Want to know more about this author? Click here!


  1. see, for instance, Steven Angelides, “Feminism, Child Sexual Abuse, and the Erasure of Child Sexuality,” GLQ: A Journal of Lesbian and Gay Studies 10, no. 2 (2004): 141-77; Steven Bruhm and Natasha Hurley, eds., Curiouser: On the Queerness of Children (Minneapolis: University of Minneapolis Press, 2004); James R. Kincaid, Erotic Innocence: The Culture of Child Molesting (Durham: Duke University Press, 1998).
  2. “GenerationFIVE: A History,” accessed 08/31/2020,
  3. “GenerationFIVE: A History,” accessed 08/31/2020,
  4. “What is Child Sexual Abuse?” accessed 08/31/2020,
  5. “Transformative Justice,” accessed 08/31/2020,
  6. Ibid.
  7. Ibid.
  8. Ibid.
  9. “Childhood Sexual Abuse is a Social Justice Issue,” accessed 08/31/2020,
  10. Ibid.
  11. Ibid.
  12. generationFIVE, “Ending Child Sexual Abuse: A Transformative Justice Handbook,” accessed 08/31/2020,
  13. Ibid., 26.
  14. Ibid., 37.
  15. Ibid., 45.[/eft_note]Noting that “there are no easy prescriptions for this type of work: each situation and community needs and deserves its own adaptations,” generationFIVE observes that “these goals asks us to develop new skills and competencies.”15Ibid., 45.
  16. Ibid., 45.

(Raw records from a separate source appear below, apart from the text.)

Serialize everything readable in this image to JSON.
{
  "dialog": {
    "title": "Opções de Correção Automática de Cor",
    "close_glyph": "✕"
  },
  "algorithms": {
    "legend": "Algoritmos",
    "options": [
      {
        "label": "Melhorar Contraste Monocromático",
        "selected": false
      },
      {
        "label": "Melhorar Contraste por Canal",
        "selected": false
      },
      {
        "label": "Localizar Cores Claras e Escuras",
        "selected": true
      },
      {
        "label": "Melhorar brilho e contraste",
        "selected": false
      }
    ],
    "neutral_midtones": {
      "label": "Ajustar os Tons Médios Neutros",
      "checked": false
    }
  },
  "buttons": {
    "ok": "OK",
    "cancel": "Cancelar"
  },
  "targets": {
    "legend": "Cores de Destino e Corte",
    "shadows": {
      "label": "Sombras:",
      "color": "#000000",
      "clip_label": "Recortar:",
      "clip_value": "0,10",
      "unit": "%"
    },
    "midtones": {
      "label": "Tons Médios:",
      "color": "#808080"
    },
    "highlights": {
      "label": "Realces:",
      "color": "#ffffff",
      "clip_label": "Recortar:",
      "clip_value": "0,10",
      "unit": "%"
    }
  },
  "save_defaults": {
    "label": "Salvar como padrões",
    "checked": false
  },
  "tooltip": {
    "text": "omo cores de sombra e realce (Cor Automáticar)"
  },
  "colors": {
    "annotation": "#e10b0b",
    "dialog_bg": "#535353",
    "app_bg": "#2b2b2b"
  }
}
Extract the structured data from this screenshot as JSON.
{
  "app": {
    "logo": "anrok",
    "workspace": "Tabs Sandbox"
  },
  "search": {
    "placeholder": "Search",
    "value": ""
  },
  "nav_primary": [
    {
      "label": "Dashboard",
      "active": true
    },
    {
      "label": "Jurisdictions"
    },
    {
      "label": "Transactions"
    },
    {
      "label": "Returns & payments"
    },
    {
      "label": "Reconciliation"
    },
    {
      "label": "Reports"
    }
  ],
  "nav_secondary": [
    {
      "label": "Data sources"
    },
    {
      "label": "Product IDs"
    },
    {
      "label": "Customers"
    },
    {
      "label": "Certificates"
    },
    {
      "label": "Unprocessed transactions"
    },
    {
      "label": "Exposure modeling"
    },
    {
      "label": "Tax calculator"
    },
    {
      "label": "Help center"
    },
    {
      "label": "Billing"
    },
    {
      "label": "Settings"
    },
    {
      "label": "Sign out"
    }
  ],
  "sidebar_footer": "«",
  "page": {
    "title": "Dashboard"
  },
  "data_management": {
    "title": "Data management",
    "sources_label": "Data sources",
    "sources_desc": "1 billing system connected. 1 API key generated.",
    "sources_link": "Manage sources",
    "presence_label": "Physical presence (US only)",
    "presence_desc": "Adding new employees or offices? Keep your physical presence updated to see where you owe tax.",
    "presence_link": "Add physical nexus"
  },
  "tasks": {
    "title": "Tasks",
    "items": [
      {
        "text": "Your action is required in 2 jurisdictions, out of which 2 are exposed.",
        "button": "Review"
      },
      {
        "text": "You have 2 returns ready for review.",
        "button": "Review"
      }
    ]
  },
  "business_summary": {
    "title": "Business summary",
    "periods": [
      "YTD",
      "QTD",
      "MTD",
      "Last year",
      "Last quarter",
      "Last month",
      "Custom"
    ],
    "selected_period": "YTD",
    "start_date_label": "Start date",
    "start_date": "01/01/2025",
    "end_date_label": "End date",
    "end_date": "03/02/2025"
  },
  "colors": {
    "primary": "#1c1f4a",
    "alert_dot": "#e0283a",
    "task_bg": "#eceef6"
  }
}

Leave a Reply

Your email address will not be published. Required fields are marked *